Word soon reached a pair of local drug traffickers. Ternus knew the traffickers controlled a juicy vein of cocaine from Colombia. Like Ternus, they admitted that they knew nothing about the stolen art trade but they knew someone who did. For a cut of the sale, they agreed to put Ternus in touch with a broker from Philadelphia they'd purchased black-market art from in the past.
The night before the parking-lot meeting in Aventura, Ternus met Bob in a room at the Embassy Suites in Miami. Ternus told Bob right off that he needed to close the deal quickly, because his associates in France were ready to get paid. "They're putting my feet to the fire," Ternus told Bob through a translator friend. "I told them I have buyers." They agreed to meet again the next day to discuss a possible price range.
In the car in Aventura, Bob from Philadelphia finally tells Ternus how much he might be able to offer. For the paintings insured at more than $6 million, Bob tells Ternus he's willing to pay $100,000. "I'm going to have a hard time finding a buyer for something so well-known," Bob says.
The Frenchman initially has no reaction. "I don't think that's a good price," Ternus says finally, but he'll relay the offer to his comrades. As the three of them discuss the sale of 400-year-old oil on canvas, strip-mall shoppers buzz back and forth past the rental car.
Ternus will be going to France soon, he tells Bob, and he'll have a chance to see the paintings himself. He says that when he gets there, he can email pictures to Bob to prove they really have them. Bob seems skeptical of Ternus. He says he's flying back to Philadelphia that afternoon and they'll talk soon.
"I just want to get this done," Ternus says again.
When they're finished, Bob drops Ternus off in front of the Marshalls. The meeting has lasted about 20 minutes.
When Ternus and Chelelekian, the Armenian drug dealer involved the initial heist, arrive at a hotel in Barcelona, Bob politely asks Chelelekian to wait downstairs. The Armenian stands alone in the lobby. The posh hotel looks out over the Mediterranean Sea.
The South Florida drug traffickers are waiting in the room with Bob, the illicit art broker. So is a Spanish man with whom they have some business.
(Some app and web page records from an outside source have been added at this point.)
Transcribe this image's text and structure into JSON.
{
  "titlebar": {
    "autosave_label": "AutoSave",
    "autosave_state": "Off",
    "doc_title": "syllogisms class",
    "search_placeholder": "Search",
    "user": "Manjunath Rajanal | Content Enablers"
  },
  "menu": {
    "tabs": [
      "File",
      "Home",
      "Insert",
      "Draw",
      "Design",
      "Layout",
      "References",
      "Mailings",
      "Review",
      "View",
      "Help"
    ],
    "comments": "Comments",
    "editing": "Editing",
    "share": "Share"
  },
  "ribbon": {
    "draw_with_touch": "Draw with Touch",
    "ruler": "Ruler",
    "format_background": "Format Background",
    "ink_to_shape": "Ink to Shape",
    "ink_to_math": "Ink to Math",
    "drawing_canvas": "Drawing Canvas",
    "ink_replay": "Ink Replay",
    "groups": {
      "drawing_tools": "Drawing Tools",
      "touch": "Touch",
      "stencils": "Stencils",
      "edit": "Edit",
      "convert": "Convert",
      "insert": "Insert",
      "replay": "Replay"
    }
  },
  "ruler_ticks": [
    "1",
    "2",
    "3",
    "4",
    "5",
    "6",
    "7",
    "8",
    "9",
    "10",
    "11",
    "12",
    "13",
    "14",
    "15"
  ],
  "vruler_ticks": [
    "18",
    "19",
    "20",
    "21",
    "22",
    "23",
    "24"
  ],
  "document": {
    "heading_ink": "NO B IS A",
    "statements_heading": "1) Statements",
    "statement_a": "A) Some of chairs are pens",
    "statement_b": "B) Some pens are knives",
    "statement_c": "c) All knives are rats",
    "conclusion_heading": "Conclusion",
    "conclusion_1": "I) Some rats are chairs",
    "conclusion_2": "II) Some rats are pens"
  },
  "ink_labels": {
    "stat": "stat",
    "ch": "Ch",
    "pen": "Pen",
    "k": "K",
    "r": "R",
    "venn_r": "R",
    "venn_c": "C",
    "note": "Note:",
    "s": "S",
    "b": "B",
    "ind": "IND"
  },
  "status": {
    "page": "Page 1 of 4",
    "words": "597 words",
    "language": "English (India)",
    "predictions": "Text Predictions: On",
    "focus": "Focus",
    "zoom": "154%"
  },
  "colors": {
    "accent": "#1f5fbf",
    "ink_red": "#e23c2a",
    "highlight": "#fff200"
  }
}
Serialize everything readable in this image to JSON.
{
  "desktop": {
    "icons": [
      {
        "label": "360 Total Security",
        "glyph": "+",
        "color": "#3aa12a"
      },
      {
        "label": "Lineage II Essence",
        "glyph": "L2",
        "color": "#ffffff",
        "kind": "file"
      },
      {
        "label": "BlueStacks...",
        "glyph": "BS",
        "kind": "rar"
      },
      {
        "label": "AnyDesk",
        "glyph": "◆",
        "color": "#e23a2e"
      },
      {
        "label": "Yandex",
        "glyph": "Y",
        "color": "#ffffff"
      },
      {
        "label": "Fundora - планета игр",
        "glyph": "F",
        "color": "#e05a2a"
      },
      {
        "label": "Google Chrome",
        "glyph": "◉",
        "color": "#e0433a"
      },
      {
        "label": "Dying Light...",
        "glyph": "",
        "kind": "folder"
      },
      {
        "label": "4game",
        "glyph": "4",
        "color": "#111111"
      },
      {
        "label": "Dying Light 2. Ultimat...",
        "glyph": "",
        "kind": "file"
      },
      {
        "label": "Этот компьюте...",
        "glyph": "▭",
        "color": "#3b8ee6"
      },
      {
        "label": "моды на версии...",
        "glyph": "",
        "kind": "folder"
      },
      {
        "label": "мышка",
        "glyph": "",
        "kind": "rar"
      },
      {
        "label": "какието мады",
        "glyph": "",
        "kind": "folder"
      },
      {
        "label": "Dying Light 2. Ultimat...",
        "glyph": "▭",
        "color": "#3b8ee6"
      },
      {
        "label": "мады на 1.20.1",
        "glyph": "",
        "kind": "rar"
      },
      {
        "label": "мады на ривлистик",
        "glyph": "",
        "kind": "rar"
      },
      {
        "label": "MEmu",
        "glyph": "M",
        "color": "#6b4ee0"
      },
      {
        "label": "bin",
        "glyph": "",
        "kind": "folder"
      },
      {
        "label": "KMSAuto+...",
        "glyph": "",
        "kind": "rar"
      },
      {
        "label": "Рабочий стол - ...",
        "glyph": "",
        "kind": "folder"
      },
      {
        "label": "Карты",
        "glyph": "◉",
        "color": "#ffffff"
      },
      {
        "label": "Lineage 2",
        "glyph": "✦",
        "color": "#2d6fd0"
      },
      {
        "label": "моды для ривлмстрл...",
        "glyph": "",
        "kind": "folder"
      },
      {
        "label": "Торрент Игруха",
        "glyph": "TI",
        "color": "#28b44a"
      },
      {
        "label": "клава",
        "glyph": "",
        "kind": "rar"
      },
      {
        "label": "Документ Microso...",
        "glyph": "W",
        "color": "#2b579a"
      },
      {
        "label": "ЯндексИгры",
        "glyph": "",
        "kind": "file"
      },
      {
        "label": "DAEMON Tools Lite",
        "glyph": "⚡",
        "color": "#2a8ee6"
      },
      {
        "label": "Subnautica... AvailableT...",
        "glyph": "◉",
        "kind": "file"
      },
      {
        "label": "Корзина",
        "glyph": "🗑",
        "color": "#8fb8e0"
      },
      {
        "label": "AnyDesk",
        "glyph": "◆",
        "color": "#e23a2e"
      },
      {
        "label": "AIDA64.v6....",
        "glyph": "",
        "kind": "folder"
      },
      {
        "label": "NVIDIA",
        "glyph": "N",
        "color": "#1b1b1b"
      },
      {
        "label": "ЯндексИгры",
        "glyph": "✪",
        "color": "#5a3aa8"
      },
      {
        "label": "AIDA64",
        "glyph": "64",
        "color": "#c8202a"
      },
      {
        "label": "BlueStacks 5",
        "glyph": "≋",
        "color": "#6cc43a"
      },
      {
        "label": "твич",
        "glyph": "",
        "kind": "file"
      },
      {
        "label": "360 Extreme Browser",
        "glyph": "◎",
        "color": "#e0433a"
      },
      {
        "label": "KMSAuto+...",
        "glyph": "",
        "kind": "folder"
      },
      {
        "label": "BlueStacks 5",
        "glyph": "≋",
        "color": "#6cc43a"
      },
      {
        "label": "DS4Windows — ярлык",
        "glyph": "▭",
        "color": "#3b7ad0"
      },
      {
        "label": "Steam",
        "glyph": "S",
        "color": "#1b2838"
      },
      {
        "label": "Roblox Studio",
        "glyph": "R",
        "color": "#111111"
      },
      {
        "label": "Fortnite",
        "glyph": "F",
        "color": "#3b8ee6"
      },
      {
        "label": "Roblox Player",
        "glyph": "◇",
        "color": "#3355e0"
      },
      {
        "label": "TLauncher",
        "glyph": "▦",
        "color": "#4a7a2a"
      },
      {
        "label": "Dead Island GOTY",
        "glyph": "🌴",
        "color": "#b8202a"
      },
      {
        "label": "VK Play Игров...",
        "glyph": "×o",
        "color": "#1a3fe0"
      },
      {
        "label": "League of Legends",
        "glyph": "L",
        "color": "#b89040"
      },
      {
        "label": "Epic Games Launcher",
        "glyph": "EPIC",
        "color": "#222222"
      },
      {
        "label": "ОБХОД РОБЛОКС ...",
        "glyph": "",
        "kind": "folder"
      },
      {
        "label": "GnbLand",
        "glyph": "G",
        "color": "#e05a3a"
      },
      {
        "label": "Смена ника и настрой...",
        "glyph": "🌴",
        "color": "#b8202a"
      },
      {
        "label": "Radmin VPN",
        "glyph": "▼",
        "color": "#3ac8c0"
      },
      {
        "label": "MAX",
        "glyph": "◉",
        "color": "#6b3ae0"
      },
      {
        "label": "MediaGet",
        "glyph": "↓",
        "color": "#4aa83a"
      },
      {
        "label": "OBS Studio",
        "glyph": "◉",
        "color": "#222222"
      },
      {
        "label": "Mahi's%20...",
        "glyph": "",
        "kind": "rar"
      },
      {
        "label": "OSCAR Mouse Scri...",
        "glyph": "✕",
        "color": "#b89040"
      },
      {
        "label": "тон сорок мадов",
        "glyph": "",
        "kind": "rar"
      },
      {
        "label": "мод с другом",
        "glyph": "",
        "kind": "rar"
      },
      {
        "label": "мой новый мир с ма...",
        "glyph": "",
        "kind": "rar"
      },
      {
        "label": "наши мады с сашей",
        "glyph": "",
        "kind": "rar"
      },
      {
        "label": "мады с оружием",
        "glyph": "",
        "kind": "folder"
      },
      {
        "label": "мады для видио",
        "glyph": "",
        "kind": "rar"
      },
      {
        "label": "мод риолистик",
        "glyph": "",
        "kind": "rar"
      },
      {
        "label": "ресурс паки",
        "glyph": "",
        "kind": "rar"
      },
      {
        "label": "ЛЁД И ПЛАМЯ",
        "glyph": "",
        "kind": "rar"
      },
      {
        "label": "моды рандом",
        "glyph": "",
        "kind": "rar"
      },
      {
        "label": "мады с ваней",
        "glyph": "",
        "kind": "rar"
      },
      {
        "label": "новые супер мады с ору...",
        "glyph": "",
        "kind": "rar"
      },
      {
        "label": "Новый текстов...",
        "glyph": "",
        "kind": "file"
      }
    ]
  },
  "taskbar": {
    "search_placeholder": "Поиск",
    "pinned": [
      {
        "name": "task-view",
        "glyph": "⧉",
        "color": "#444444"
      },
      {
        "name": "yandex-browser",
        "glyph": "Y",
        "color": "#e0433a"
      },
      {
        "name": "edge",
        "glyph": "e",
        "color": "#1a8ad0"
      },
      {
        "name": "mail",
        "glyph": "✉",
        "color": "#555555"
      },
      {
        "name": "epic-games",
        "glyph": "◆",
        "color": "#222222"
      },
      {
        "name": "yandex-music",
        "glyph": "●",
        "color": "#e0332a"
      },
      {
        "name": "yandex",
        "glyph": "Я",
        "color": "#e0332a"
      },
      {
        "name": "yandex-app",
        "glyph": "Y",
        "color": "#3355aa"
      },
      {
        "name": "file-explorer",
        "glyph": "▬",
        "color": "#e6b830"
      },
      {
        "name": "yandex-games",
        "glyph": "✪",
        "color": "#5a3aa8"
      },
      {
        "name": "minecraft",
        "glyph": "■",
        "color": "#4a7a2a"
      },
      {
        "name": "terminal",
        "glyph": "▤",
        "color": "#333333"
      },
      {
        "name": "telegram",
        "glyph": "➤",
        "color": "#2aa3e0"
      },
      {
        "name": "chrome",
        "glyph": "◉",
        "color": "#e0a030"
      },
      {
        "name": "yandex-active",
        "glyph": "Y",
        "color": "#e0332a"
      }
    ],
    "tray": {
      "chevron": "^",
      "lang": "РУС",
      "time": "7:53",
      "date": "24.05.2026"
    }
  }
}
It's the first week of January, five months since the robbery.
Through Ternus, the French thieves and the American drug traffickers have inched toward some sort of sale. But the thieves — still holding the paintings — have grown suspicious of the deal. They told the Americans that if they don't come to Europe to meet in person, the deal is off. They're also growing suspicious of Ternus himself and have wondered what he may have gotten them into.
They make it clear though: They want their money.
When a thief is close to cashing in, sometimes his thinking can change. Cuban gangsters in Miami call it coronado — being crowned. Like reaching an opponent's back row in a checkers game. Getting crowned means getting paid. It's converting the risk of something like smuggling cocaine into a few weeks of comfortable living. The gang in France makes clear it thinks the time it spent casing the museum and the risk involved with armed robbery and walking into broad daylight with cultural treasures is worth millions.
Before he left Florida, Ternus had a final meeting with the drug traffickers, on the water in Miami. Over a steady flow of booze, they decided they'd finalize the deal with either cash or a cocaine shipment.
Most art theft isn't committed by discriminating Pierce Brosnan types with a deep appreciation for Claude Monet or René Magritte. Heists are done by criminal opportunists who can't resist the combination of value and availability provided by most museums and private collections. And art is relatively easy to hide and move.
Most art is unloaded to a dirty broker for about 5 percent of its full value. The broker then deals the item to a middleman for about 10 percent. The middleman must be willing to hold onto it for a while. It's often a decade or more before an item can be sold at a small, clandestine auction, where it might be purchased by a dirty dealer for 50 percent of its original value. When enough time has passed and the trail of ownership can be sufficiently obfuscated — sometimes generations later — a dealer can sell the work at an auction where he can reintroduce the piece at full price to collectors.